*Editor's note: The following article is adapted from Julius Glickman's remarks at the October 29, 2010, public opening of the Byrne-Reed House.

The new home for Humanities Texas—the historic Byrne-Reed House—will be transformative. In part, this transformation is physical. We now have a space for our headquarters, and we have preserved the century-old Byrne-Reed House, which has architectural and historical significance. Already, this remarkable project has been recognized as the best restoration of 2010 by the Central Texas chapter of the Associated Builders and Contractors, Inc.

But there is another transformation yet to come. We have created a center for the advancement of education, the exploration of ideas, and the dissemination of the humanities throughout Texas. With this restored building, we will be able to bring the humanities to more children, more teachers, more libraries, more towns, more schools, and more Texans than ever before.

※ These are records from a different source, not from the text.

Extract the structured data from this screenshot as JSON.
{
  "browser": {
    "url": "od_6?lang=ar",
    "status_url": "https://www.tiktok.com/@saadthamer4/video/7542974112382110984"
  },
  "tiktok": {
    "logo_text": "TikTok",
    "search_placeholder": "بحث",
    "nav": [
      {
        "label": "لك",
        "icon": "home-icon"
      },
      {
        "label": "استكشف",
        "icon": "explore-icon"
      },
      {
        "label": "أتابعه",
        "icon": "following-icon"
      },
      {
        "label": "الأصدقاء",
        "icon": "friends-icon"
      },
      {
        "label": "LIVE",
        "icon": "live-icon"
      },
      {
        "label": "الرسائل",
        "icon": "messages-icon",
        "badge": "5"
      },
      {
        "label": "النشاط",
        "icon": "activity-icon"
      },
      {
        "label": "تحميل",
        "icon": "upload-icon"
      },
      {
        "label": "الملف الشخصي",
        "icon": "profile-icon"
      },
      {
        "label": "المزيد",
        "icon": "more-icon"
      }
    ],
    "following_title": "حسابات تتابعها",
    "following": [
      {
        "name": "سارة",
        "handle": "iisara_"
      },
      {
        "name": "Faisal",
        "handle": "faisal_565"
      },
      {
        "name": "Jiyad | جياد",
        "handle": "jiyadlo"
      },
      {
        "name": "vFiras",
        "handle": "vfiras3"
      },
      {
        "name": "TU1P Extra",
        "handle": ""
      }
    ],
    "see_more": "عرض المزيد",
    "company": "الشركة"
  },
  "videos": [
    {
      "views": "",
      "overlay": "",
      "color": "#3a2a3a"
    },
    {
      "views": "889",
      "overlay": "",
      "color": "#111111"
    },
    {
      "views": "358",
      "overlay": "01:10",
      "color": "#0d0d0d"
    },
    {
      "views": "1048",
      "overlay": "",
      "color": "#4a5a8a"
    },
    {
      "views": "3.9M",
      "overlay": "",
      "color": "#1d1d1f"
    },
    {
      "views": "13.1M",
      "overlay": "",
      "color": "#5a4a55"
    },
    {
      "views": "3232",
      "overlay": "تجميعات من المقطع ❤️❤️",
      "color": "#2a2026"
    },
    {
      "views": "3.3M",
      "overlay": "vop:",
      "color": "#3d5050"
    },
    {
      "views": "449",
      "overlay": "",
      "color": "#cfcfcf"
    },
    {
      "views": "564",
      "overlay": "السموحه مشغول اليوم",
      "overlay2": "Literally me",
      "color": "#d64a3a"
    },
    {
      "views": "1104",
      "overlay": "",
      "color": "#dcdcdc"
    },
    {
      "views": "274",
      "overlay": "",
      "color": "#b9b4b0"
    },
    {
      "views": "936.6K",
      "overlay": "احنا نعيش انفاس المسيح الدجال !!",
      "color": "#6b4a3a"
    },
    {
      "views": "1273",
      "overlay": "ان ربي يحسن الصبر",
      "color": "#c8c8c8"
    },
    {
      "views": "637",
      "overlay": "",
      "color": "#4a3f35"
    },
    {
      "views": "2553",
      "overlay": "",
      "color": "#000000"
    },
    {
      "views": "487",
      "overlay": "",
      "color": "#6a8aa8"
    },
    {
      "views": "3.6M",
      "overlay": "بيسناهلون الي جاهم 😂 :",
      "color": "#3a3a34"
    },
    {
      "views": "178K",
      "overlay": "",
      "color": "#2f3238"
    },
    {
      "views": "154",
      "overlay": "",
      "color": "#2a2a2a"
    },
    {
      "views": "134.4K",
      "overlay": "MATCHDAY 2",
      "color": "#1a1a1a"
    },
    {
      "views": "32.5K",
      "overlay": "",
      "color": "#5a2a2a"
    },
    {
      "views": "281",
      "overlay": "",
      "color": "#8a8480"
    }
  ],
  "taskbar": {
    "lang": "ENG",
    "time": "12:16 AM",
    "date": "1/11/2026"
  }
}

For the first time in our thirty-seven-year history, Humanities Texas will have a visible, striking presence in this state. This presence will inspire curiosity and create awareness for many who do not know us and for those who do, as it already has.

The Byrne-Reed House will be a perpetual beacon to the humanities for generations, just as the national Capitol stands as a monument to our representative government and the Tower symbolizes The University of Texas as a seat of learning.

This building will be a gathering place for all who are interested in the humanities to meet, discuss, plan, execute, debate, coordinate, and promote the humanities. It will be a point of origin for new humanities projects and teaching opportunities throughout cities and towns in Texas.

The Byrne-Reed House allows us to improve and expand our educational resources, programs, and exhibitions for schools, teachers, museums, and libraries throughout Texas.

We cannot anticipate all of the opportunities that the building will generate. But this much we know: the new home of Humanities Texas will be a repository of the values of the humanities: the rule of law, tolerance of all opinions, respect for each other, freedom and democracy, education and learning, history, a curiosity for the truth—these and other values essential to a free and open society.

Dietrich Bonhoeffer and Otto Thorbeck both received the same classical education at the same German university. They attended many of the same classes. They both read the Iliad. They were classmates and friends. Dietrich Bonhoeffer became a Lutheran pastor, and Otto Thorbeck became a lawyer, then a judge. Bonhoeffer returned to Germany to fight the Nazis. He was caught and sentenced to death by his former classmate, Otto Thorbeck.

Mere knowledge is not enough. It is wisdom and courage we seek. We seek the values of the humanities.

We are born free but we are not born wise. If we are to remain free, we must become wise. That is why we need the humanities.

Humanities Texas will touch the lives of thousands of students and teachers. Those students and teachers will touch the lives of thousands more and will help preserve the values that make us a great civilization.

Julius Glickman, chair of the Humanities Texas Board of Directors, speaks at the public opening of the Byrne-Reed House.
The Byrne-Reed House. Photo by Humanities Texas.
From left to right: Michael L. Klein, treasurer of the Humanities Texas board, Michael L. Gillette, executive director of Humanities Texas, Julius Glickman, chair of the Humanities Texas board, Carole Watson, deputy chairman of the National Endowment for the Humanities, Jim Leach, chairman of the National Endowment for the Humanities, Mary L. Volcansek, vice chair of the Humanities Texas board, and Joseph R. Krier, past chair of the Humanities Texas board, on the south terrace.